Benchmark crude oil futures had mixed fortunes last week, with Brent remaining almost flat and WTI conceding a new loss of 3%. The Brent remained supported by the prospects of tight market fundamentals in the second half of the year and especially by the impact of expected US sanctions on Iran. Whereas, WTI was pressured by a strong US dollar and the expectations of a hike in interest rates following strong US job data in May. The reports showing that Opec and its allies will discuss loosening their output cut deal during their upcoming meeting on June 22 has also weighed heavily on the WTI, which is also hit by domestic infrastructure evacuation constraints forcing US suppliers to offer substantial discounts. The Brent premium to the WTI has currently reached roughly $11, the largest since 2015.

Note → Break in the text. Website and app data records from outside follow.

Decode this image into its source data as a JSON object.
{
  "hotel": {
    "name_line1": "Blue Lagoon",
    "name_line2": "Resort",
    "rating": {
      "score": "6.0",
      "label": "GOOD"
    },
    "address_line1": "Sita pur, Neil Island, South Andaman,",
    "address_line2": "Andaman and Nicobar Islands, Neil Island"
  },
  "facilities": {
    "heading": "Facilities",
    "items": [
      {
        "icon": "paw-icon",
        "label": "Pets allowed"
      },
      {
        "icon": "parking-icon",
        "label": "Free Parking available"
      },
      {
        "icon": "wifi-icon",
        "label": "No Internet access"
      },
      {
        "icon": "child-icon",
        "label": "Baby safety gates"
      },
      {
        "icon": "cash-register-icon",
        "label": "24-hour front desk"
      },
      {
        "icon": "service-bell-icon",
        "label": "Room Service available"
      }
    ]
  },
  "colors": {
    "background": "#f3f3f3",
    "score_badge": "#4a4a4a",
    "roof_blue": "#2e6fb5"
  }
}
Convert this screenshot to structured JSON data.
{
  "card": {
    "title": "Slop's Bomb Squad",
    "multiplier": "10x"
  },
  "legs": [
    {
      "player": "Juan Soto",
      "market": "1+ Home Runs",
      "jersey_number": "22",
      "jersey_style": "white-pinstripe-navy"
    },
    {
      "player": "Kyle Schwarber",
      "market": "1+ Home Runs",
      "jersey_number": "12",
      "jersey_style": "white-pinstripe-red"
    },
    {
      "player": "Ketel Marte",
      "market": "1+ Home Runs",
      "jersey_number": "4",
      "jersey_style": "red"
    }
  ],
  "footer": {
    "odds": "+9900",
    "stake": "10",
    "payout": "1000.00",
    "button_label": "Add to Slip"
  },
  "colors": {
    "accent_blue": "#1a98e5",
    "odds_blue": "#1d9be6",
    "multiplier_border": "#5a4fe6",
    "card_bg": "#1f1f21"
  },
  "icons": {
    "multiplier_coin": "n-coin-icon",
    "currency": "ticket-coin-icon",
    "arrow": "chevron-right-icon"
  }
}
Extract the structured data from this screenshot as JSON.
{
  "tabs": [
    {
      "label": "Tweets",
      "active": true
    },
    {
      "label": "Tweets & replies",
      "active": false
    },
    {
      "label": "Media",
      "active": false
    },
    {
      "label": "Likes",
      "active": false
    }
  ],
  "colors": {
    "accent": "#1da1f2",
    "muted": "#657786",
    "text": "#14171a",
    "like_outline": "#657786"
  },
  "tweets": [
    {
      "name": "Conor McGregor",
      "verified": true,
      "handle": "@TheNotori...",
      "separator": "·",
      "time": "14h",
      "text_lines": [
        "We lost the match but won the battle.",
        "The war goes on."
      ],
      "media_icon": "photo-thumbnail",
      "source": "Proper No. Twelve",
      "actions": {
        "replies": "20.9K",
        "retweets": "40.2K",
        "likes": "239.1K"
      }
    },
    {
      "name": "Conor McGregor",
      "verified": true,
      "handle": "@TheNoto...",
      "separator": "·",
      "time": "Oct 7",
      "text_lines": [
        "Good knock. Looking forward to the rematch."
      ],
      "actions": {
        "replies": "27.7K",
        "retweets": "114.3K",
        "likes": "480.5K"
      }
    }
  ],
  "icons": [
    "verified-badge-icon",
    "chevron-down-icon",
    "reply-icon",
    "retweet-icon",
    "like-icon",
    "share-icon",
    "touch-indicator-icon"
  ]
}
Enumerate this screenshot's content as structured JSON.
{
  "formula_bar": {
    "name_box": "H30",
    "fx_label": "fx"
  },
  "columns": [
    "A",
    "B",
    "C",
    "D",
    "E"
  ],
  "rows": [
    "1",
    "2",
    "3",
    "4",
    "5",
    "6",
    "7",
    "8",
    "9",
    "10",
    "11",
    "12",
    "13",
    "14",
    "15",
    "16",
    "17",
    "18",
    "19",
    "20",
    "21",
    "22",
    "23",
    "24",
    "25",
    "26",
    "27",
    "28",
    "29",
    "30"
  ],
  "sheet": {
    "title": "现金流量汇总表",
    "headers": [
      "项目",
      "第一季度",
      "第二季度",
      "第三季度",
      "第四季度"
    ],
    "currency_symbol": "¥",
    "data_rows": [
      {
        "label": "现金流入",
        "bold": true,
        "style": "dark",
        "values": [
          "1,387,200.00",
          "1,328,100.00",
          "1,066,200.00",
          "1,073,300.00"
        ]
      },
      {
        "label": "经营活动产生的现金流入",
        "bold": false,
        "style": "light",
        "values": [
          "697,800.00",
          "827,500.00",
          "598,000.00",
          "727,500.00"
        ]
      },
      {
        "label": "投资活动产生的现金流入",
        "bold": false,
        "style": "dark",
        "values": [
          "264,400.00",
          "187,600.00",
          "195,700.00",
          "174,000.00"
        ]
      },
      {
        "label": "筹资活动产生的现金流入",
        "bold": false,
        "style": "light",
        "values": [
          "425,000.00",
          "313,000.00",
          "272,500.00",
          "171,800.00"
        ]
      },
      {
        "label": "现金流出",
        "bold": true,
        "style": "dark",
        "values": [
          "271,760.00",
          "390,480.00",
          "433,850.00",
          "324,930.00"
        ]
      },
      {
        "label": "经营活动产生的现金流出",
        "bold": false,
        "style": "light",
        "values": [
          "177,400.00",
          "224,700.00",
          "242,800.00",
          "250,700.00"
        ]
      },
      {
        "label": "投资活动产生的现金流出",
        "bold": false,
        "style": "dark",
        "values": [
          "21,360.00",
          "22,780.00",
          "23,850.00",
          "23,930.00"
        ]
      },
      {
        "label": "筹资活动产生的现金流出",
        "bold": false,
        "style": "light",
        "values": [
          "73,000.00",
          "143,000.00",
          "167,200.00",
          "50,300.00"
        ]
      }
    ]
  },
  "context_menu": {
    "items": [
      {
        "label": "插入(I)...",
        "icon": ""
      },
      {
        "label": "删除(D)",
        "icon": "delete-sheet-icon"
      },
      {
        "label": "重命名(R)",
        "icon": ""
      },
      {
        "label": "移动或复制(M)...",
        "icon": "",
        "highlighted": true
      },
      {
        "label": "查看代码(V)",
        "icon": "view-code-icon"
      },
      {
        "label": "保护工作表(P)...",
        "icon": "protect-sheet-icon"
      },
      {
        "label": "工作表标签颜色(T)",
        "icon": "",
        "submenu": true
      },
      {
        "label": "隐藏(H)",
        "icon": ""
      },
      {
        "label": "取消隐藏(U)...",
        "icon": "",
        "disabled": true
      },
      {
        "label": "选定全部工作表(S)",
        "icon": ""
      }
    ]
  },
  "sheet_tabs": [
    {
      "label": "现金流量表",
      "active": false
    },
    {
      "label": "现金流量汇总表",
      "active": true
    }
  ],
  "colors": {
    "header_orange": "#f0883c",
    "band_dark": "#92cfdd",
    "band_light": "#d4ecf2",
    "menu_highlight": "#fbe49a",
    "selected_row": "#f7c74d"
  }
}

Meanwhile, the US summer driving season just started with the Memorial Day holiday, and US crude stocks fell higher than expected by 3.6mn barrels last week. The crude stock draw was a result of strong demand, substantial drop in imports and export increase, which more than balanced the relatively small build in gasoline and distillate stocks. US oil drillers added two rigs to reach 861 active rigs, but specialists expect no further big additions for the rest of the year as the number of active oil rigs is sufficient for the 2018 drilling plans.
The Russian Energy Minister declared that one of the options to relax the Opec+ cut deal is to return to the pre-agreement levels (October 2016), but Reuters also reported that Opec and its allies are discussing to raise output by one million bpd. JBC energy estimates that the global crude balance in H2 is short of 0.825 mbpd, while Credit Suisse considers that Opec and Russia are likely to be able to add only half a million bpd. Saudi Arabia is deemed to have a spare capacity of two mbpd; however, the required time to bring back this capacity into life remains questionable.
Asian spot LNG prices continued to strengthen last week, gaining more than 20% in the past three weeks and reaching their highest since early February. The prices were supported by a firm demand amid the upcoming summer maintenance season that is expected to limit supply. Demand from Chinese buyers remained firm according to experts, whereas South Korean clients are expected to rebuild their stocks.
While some clients were waiting for prices to drop, they are currently caught short to face the summer cooling demand. However, India seem likely to switch to coal if spot prices remain high. In the US, Henry Hub natural gas futures rose last week by 1%, which was the fourth straight week of gains. The storage builds in the last two weeks are thought to be smaller than usual, which led analysts to believe that the record domestic production will not be enough to replenish stocks to their five-year average, ahead of the winter.
In the coming weeks, demand is forecast to rise on expectations of the ramp up in LNG exports. In the UK, NBP gas futures increased marginally over the week due mainly to outages at several terminals like North Morecambe and Bacton However, the Birtish gas supply system seemed to be well supplied by the end of the week. The author is senior energy researcher at Abdullah bin Hamad Al-Attiyah International Foundation for Energy and Sustainable Development.
Sources and photo-credits: Gulf Times